By 2014, employers still need to comply with ACA rules regarding benefit waiting periods (90 days, maximum), coverage of clinical trials and pre-existing condition eliminations.

"Those ACA compliance issues don't even touch the fact that we've got a big HIPAA deadline coming up in September (and) we recently got the Supreme Court's decision on DOMA, which will impact among other things, employee benefit plans," says Havens.

September is the deadline for health plans to comply with Health Information Technology for Economic and Clinical Health (HITECH) Act modifications to HIPAA's privacy and enforcement Rules. HITECH strengthens HIPAA privacy and standardization rules while allowing for stronger HIPAA enforcement.

Though HIPAA/HITECH applies to health plans rather than employers, a lot of responsibility falls to employers who sponsor group plans, says Havens. In addition, multi-state employers are beginning to consider the tax ramifications of the DOMA ruling.

"This is not blowing smoke on the part of employers, this really is quite complex," says Havens. She and her colleagues at Vorys, Sater, Seymour and Pease have reached out to clients with a preliminary assessment of the delay, advised them that additional guidance is forthcoming, and offered encouragement to help them through the coming months of compliance work.

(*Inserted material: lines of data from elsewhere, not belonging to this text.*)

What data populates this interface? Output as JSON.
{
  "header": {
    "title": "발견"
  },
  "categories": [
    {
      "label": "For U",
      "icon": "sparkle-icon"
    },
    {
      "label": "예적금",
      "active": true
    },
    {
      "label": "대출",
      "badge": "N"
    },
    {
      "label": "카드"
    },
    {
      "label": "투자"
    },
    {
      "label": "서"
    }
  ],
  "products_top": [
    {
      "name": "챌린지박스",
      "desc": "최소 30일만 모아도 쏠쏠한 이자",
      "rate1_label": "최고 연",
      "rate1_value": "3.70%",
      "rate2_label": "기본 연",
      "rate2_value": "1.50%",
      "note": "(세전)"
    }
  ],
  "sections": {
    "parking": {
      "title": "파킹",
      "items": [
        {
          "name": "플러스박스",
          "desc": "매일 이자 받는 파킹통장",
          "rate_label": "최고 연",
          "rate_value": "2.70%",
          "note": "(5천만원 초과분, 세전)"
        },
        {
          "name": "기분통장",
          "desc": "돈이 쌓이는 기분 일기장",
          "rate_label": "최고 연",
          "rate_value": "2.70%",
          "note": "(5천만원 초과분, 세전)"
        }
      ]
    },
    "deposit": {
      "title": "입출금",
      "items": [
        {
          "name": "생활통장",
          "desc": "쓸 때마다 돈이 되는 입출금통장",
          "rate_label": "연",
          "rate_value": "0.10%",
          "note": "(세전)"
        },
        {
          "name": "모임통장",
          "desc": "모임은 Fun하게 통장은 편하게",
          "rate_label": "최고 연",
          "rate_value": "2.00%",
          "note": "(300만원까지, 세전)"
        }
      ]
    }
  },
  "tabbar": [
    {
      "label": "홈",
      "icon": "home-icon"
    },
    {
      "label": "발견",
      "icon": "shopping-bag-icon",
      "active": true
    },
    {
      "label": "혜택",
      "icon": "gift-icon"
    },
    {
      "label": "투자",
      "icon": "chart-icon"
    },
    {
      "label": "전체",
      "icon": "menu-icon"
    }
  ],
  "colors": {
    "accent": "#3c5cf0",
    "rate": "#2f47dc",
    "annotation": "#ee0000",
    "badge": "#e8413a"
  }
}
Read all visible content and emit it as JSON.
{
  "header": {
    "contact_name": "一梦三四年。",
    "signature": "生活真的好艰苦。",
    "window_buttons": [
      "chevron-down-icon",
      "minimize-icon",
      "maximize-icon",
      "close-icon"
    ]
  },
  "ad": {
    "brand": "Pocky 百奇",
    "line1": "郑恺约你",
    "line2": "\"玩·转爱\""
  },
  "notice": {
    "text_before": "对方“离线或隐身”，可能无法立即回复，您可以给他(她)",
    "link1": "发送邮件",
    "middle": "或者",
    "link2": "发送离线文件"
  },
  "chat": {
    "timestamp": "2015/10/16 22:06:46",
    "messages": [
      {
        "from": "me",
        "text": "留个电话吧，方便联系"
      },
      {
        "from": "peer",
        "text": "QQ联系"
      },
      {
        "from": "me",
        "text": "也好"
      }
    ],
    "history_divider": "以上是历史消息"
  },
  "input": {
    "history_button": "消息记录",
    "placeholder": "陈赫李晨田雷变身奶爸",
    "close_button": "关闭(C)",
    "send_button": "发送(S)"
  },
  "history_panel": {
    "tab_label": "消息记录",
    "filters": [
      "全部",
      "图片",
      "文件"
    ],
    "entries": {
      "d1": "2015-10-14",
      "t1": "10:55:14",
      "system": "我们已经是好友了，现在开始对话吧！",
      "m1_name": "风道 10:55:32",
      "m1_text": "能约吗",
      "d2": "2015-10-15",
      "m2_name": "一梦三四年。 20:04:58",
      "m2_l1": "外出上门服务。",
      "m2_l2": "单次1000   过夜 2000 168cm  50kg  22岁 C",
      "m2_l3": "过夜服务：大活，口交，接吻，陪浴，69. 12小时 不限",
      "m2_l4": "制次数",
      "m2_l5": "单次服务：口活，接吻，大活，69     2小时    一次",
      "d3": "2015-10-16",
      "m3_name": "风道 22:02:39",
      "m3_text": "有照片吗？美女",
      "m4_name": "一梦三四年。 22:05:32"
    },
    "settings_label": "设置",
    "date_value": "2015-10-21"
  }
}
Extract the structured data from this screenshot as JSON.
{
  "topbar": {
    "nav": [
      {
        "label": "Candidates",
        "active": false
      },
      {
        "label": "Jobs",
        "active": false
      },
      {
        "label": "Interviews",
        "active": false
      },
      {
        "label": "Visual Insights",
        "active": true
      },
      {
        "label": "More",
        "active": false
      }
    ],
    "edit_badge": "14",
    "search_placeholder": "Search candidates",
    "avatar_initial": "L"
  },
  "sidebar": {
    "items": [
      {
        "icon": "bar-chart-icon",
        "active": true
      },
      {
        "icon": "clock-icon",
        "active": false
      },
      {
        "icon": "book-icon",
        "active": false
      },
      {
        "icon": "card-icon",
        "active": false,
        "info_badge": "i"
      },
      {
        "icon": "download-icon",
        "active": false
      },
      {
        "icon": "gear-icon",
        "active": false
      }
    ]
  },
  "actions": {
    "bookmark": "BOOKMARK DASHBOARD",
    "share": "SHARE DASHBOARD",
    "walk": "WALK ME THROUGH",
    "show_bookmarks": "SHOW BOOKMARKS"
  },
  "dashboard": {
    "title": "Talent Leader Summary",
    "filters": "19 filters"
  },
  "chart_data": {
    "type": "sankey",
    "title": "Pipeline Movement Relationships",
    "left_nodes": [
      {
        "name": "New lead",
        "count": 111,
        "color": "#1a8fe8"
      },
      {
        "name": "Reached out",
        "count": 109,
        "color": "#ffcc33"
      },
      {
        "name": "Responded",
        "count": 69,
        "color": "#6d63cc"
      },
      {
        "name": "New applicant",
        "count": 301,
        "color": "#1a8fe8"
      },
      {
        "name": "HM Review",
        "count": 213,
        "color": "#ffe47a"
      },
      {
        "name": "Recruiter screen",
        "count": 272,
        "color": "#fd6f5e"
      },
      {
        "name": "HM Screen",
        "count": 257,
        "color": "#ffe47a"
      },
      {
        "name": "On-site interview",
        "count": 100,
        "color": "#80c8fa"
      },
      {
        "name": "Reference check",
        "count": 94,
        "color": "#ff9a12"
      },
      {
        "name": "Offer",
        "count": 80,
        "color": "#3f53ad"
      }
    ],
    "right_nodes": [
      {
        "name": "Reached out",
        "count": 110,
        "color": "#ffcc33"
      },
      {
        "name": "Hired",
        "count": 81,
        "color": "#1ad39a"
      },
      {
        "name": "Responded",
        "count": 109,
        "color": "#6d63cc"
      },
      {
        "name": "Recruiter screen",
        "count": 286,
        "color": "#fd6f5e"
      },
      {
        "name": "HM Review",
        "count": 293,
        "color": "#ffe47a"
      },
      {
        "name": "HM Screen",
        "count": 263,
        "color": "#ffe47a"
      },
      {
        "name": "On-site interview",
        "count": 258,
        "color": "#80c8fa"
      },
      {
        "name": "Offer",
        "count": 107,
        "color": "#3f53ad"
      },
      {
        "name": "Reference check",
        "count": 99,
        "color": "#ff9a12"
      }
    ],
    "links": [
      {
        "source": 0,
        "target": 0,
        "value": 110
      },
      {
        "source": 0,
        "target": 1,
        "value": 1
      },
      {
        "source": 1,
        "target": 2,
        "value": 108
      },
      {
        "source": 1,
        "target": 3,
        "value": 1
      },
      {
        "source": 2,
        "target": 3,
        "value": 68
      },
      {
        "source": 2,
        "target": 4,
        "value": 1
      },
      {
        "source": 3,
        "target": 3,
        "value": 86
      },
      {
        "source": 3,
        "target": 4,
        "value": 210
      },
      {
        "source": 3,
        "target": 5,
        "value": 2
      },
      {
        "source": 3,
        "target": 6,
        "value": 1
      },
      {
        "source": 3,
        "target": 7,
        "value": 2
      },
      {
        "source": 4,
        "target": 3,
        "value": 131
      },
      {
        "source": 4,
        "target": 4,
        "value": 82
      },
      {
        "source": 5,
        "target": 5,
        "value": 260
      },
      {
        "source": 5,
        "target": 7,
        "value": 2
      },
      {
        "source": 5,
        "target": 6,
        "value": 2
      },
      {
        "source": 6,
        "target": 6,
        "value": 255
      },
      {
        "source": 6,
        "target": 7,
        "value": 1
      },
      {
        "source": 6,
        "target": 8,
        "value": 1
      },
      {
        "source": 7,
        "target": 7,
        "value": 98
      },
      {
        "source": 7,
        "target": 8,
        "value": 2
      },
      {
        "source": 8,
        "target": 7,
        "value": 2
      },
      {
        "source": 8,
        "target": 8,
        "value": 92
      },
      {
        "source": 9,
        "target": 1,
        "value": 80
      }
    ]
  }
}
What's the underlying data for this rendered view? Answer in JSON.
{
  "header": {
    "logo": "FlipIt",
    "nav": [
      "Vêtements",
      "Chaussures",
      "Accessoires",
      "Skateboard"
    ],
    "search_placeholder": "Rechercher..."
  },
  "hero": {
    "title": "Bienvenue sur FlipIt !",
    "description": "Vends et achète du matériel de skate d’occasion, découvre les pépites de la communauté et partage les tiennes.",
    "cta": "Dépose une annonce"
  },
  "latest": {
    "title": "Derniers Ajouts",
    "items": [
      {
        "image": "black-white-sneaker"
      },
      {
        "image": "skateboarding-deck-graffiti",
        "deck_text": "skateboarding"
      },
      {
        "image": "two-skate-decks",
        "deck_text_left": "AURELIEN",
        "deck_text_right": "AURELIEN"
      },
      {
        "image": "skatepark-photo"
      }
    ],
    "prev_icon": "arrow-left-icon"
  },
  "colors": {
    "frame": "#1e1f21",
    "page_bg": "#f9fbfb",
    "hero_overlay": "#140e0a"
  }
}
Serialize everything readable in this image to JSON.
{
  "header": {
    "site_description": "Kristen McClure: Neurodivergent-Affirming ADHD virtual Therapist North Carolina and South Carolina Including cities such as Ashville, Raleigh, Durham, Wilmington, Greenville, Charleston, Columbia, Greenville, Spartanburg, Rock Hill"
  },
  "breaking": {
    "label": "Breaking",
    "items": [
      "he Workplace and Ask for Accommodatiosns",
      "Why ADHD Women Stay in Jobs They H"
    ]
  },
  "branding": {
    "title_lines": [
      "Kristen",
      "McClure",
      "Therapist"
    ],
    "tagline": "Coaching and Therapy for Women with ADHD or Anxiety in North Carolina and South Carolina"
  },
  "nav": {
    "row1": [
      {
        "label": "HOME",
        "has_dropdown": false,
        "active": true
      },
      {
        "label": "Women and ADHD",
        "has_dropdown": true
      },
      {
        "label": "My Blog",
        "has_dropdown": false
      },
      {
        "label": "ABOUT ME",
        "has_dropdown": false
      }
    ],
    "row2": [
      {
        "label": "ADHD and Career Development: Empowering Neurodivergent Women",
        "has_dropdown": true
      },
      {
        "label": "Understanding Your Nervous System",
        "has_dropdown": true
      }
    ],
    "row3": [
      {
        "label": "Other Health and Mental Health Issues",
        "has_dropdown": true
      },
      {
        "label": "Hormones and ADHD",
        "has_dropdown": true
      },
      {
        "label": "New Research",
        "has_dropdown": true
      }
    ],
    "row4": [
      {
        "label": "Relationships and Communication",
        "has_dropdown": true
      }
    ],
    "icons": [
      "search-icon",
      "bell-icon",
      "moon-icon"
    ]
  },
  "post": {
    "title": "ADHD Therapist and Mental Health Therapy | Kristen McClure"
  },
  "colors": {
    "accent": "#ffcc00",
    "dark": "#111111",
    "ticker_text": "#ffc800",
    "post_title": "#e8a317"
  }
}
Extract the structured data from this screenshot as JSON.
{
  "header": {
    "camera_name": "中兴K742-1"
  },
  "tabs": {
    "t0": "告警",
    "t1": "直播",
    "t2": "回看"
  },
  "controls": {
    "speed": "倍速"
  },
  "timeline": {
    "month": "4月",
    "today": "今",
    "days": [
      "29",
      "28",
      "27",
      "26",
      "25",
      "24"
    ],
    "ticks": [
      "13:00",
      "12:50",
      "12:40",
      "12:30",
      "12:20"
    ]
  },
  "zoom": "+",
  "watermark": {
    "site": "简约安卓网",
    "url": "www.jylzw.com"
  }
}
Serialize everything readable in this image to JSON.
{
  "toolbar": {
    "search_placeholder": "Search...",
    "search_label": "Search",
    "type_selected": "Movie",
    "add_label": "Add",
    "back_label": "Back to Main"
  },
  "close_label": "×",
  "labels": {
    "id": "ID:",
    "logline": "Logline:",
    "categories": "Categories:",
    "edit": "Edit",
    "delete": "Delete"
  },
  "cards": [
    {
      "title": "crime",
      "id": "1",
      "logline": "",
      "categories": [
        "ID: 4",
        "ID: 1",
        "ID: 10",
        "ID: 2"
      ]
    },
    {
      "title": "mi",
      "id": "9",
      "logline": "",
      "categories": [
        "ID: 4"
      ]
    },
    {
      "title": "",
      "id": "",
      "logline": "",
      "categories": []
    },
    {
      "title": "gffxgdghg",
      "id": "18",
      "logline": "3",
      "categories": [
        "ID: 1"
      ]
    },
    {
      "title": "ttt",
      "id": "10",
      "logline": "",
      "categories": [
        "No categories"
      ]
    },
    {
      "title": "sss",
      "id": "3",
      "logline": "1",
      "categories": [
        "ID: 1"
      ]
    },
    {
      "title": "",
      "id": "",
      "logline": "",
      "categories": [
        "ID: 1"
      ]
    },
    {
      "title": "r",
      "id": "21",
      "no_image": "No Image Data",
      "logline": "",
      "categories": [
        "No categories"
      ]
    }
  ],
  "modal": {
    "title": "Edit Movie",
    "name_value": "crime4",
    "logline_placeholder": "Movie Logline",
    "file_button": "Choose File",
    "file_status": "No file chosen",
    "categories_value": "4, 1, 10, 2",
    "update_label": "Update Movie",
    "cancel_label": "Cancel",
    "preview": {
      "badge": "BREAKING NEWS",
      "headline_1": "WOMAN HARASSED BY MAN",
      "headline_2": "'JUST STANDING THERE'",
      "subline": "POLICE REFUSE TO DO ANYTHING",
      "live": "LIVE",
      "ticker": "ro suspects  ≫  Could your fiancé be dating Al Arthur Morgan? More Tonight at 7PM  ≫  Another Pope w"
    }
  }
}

"Employers would be well served to keep key players internally engaged, keep their advisors close by and to keep moving down that path towards compliance," says Havens. "Because even with this additional year, there's still a lot to be accomplished."